Akin, who has attended every annual meeting but one over the past 40 years, said the division within the denomination doesn’t compare to the level of animosity during the Conservative Resurgence in the ’80s, when 30,000 to 40,000 Southern Baptists attended its annual meetings. But it’s still a mess, he said.
“One of the reasons we are a mess right now is that unfortunately social media has provided an outlet for people to misrepresent—maybe misunderstand but misrepresent—one another. And as a result of that, there’s a lot of suspicion and a lot of questioning that really shouldn’t be taking place,” said Akin.
He pointed out that the high-profile departures of Russell Moore and Beth Moore, along with the recent revelations around Paige Patterson and the Executive Committee, have impacted Southern Baptists going into the convention.
“I believe it would be very helpful to clear the air, get the truth out, and have a third-party investigation of the Executive Committee,” he said. “Whoever’s told the truth should be affirmed in their truth telling, and whoever does not tell the truth ought to be exposed.”
The 86-member Executive Committee is the denomination’s primary body in charge of business outside the meetings and had initially formed a “work group” to consider the reports of abuse coverup with the SBC. As Russell Moore’s letter points out, the group quickly exonerated 7 of 10 churches listed by Greear in the wake of the Houston Chronicle investigation in 2018.
The credentials committee, formed the following year, had become the designated place to report congregations for wrongdoing that would disqualify them from being “in friendly cooperation” with the SBC, which is a voluntary affiliation and not a hierarchical body. In the past two years, just three churches—all of whom knowingly employed pastors convicted of serious sex crimes and offenses—were disfellowshipped over abuse.

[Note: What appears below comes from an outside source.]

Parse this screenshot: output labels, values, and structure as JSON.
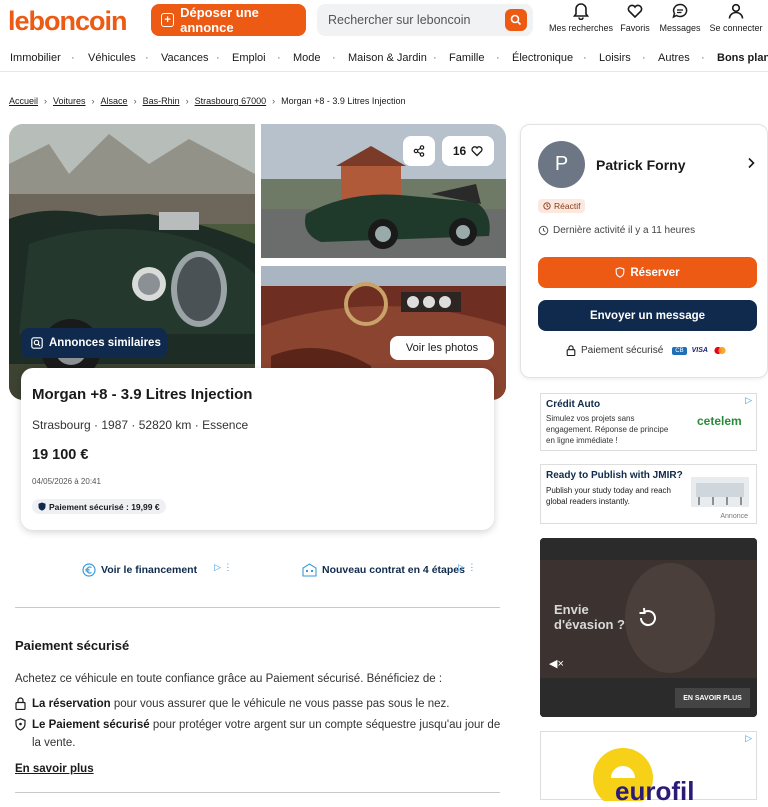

Several more victims, including Jules Woodson, say they have had their reports of abuse passed over by the committee without clear explanations for the review process. The committee has declined to share the names of churches submitted or total number of reports it receives.
Advocates and victims have long challenged the idea that the SBC, the country’s biggest denomination, with billions in revenue, did not have the means or authority to do what they were pleading for: to penalize abuse and cover-up and to help survivors.
Victims have criticized the scope of the credentials committee, which defines its work as reviewing and not investigating claims. They say it has not done enough to look into credible reports of abuse and has not provided clear guidelines around its process.
“There was absolute refusal by Ronnie [Floyd], most EC members and the credentialing committee, to address the issue of abuse, or even discuss best standards. No one wanted these men to emerge as strong leaders more than the survivors who desperately needed their leadership,” Rachael Denhollander tweeted this week in a string of messages backing Moore’s letters and criticizing the approach she saw from the EC. Denhollander is not Southern Baptist but has participated in SBC advisory groups and advised SBC victims.
Some Southern Baptists see church autonomy and efforts to provide accountability and oversight as being at odds.
“However, what we also know is that too often churches have covered it up. Churches have not been transparent, and therefore, a minister who commits sexual abuse in one location has had access to move to another,” said Akin. “[The SBC] has a responsibility to police itself to the degree that it can. … I think we just started. There’s even more we probably can do to ensure, to the best of our ability, that sexual predators are not given ready access to continue their sexual predation.”
Parrott, one of the pastors planning to move to investigate the EC, says resisting sexual abuse reform in the denomination is serious. “The publ